**SUPPLIED DATA:**
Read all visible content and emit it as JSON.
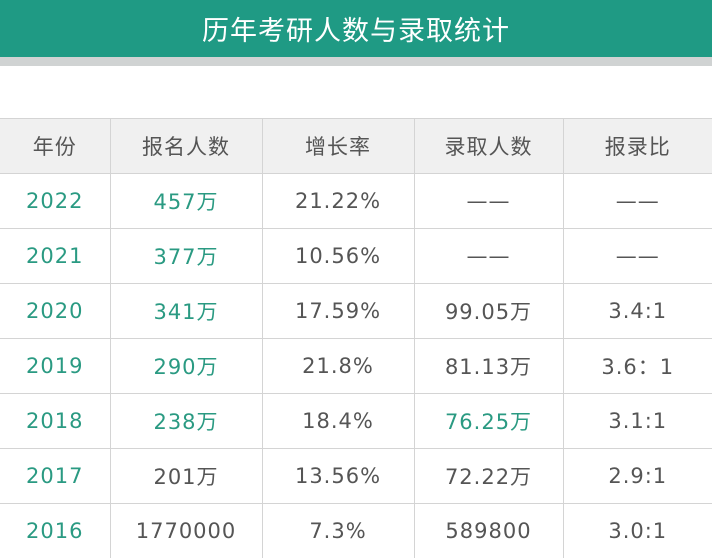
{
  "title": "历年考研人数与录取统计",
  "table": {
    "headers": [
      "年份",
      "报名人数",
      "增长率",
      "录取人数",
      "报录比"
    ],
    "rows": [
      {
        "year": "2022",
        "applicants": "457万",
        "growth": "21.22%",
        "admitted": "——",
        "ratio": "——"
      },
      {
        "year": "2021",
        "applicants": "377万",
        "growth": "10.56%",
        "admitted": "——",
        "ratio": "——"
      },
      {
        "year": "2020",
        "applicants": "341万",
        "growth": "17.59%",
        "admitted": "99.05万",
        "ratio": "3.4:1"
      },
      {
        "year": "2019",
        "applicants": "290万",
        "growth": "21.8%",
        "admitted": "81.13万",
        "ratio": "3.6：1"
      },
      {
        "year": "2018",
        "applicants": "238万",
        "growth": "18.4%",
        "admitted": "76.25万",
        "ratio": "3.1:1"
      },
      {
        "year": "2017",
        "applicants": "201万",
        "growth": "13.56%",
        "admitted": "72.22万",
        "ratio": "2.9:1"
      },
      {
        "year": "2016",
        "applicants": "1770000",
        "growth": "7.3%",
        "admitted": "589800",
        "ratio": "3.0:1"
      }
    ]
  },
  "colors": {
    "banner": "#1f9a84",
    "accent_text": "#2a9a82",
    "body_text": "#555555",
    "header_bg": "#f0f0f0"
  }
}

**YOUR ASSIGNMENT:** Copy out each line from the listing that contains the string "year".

**YOUR RESPONSE:**
        "year": "2022",
        "year": "2021",
        "year": "2020",
        "year": "2019",
        "year": "2018",
        "year": "2017",
        "year": "2016",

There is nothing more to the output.